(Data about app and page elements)
/---
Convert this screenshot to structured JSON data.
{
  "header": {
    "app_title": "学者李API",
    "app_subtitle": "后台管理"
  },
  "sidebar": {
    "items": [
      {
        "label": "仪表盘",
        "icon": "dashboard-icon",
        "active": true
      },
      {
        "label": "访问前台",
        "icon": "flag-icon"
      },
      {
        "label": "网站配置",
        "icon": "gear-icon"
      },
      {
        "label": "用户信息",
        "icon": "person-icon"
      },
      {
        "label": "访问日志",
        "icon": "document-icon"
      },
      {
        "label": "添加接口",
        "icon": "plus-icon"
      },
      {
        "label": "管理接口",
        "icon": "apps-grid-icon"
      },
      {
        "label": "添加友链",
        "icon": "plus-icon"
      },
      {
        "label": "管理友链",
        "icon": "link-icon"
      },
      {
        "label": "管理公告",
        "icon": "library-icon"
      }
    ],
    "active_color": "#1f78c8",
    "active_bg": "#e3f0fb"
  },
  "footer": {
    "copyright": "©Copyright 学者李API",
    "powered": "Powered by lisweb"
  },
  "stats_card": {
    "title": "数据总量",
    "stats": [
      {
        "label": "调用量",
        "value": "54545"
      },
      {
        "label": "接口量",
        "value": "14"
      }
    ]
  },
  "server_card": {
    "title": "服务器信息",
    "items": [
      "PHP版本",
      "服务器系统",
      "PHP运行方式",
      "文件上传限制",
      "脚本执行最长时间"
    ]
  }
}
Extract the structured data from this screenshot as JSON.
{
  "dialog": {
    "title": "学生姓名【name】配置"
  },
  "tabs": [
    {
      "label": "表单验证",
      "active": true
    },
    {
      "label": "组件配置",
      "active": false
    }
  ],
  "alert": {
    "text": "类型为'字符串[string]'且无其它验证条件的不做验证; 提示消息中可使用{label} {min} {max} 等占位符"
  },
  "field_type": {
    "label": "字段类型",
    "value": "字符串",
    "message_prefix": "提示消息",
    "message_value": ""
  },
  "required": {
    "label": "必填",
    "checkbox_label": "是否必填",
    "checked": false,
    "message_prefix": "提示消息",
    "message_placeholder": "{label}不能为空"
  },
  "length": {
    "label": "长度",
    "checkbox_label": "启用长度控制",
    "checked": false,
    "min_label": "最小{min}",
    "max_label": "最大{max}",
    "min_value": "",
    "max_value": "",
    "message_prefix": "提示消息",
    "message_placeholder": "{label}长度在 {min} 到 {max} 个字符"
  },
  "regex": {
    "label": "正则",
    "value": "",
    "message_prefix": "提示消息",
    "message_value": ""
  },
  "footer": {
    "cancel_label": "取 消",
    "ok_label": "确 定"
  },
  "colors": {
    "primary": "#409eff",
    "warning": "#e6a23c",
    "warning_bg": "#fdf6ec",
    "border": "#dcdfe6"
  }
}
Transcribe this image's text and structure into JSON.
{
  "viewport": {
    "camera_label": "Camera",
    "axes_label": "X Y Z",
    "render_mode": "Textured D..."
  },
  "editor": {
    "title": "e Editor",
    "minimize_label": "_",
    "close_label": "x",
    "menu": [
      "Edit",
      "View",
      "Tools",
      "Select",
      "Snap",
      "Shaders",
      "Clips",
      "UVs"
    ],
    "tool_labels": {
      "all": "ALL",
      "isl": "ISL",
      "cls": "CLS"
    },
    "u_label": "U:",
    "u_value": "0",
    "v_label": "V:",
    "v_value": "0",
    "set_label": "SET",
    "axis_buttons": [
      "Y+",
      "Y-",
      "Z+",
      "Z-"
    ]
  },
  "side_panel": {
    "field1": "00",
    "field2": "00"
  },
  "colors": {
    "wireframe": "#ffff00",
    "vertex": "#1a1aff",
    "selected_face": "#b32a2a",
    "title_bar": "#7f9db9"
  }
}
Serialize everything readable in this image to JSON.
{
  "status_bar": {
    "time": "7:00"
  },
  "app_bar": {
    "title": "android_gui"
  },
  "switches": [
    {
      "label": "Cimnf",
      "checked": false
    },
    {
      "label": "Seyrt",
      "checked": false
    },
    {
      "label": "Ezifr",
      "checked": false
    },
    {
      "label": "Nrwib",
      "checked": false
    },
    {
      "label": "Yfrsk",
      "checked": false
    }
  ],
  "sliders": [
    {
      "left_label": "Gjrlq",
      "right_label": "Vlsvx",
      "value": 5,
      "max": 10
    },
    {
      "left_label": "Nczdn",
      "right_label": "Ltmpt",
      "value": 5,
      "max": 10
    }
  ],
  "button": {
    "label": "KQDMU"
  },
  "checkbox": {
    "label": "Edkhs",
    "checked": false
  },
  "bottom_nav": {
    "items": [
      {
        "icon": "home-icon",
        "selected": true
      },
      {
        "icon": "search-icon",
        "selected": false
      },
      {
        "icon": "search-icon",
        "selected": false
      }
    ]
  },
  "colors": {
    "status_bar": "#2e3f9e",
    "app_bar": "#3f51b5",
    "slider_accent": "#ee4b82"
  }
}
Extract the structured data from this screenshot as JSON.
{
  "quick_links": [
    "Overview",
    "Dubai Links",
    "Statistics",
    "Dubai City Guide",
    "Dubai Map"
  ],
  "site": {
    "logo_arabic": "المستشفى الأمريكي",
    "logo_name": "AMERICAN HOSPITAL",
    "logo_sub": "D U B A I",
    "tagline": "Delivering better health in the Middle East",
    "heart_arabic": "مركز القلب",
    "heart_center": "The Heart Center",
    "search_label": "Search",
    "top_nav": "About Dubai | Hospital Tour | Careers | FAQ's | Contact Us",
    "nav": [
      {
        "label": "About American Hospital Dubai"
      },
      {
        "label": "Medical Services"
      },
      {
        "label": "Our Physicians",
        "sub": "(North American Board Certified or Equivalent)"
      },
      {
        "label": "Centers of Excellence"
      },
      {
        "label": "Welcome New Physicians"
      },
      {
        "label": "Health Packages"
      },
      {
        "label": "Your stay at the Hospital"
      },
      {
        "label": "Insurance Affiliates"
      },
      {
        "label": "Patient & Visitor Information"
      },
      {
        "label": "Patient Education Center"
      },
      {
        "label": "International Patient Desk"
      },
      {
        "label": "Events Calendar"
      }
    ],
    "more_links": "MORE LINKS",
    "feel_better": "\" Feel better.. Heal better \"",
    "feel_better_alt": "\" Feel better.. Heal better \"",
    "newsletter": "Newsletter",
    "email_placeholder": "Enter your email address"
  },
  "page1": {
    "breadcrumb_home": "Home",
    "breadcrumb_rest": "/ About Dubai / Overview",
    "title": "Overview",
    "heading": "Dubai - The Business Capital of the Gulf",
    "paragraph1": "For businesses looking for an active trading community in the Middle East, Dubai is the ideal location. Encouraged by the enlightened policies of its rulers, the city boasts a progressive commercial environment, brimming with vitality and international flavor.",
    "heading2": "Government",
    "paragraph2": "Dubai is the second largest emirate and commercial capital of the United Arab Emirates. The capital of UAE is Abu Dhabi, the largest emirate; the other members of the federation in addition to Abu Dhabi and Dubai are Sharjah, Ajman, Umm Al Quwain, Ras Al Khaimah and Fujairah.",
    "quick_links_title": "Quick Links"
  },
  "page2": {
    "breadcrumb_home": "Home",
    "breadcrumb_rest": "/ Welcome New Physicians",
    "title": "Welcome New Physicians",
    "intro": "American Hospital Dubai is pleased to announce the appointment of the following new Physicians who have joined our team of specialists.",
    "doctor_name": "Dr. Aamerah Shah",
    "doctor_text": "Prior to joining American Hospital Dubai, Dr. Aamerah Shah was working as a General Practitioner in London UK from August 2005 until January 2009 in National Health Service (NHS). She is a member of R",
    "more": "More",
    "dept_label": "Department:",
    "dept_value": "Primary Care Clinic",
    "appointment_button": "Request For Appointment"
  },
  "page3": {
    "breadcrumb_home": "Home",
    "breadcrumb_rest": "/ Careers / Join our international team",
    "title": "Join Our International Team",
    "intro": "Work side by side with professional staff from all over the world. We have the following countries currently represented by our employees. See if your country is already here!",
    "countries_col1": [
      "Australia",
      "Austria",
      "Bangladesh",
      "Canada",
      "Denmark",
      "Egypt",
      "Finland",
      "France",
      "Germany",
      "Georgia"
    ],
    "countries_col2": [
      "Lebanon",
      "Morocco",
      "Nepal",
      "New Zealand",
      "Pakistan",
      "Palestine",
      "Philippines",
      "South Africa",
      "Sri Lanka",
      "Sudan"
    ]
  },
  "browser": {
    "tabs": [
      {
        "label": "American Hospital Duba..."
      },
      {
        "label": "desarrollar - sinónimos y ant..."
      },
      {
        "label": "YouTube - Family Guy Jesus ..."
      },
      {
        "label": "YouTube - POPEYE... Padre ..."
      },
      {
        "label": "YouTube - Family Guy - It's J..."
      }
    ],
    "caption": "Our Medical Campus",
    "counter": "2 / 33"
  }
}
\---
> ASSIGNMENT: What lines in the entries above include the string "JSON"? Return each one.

> PROBLEM SOLUTION:
Convert this screenshot to structured JSON data.
Extract the structured data from this screenshot as JSON.
Transcribe this image's text and structure into JSON.
Serialize everything readable in this image to JSON.
Extract the structured data from this screenshot as JSON.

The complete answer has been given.